= Beginning of Section =
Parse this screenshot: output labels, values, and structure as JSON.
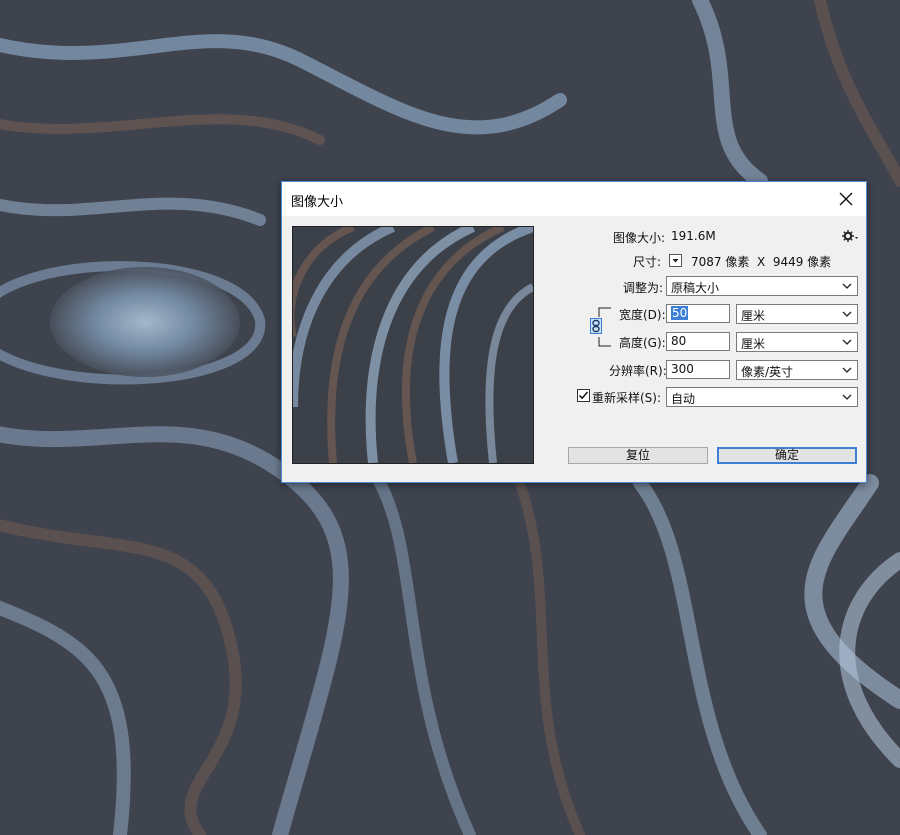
{
  "dialog": {
    "title": "图像大小",
    "image_size_label": "图像大小:",
    "image_size_value": "191.6M",
    "dimensions_label": "尺寸:",
    "dimensions_value": "7087 像素  X  9449 像素",
    "fit_to_label": "调整为:",
    "fit_to_value": "原稿大小",
    "width_label": "宽度(D):",
    "width_value": "50",
    "width_unit": "厘米",
    "height_label": "高度(G):",
    "height_value": "80",
    "height_unit": "厘米",
    "resolution_label": "分辨率(R):",
    "resolution_value": "300",
    "resolution_unit": "像素/英寸",
    "resample_label": "重新采样(S):",
    "resample_checked": true,
    "resample_value": "自动",
    "reset_button": "复位",
    "ok_button": "确定"
  },
  "colors": {
    "accent": "#3d7fd6",
    "dialog_bg": "#f0f0f0"
  },
  "icons": {
    "close": "close-icon",
    "settings": "gear-icon",
    "link": "chain-link-icon",
    "dropdown": "chevron-down-icon"
  }
}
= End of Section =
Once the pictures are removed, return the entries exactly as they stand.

Result of the exercise —
Parse this screenshot: output labels, values, and structure as JSON.
{
  "dialog": {
    "title": "图像大小",
    "image_size_label": "图像大小:",
    "image_size_value": "191.6M",
    "dimensions_label": "尺寸:",
    "dimensions_value": "7087 像素  X  9449 像素",
    "fit_to_label": "调整为:",
    "fit_to_value": "原稿大小",
    "width_label": "宽度(D):",
    "width_value": "50",
    "width_unit": "厘米",
    "height_label": "高度(G):",
    "height_value": "80",
    "height_unit": "厘米",
    "resolution_label": "分辨率(R):",
    "resolution_value": "300",
    "resolution_unit": "像素/英寸",
    "resample_label": "重新采样(S):",
    "resample_checked": true,
    "resample_value": "自动",
    "reset_button": "复位",
    "ok_button": "确定"
  },
  "colors": {
    "accent": "#3d7fd6",
    "dialog_bg": "#f0f0f0"
  },
  "icons": {
    "close": "close-icon",
    "settings": "gear-icon",
    "link": "chain-link-icon",
    "dropdown": "chevron-down-icon"
  }
}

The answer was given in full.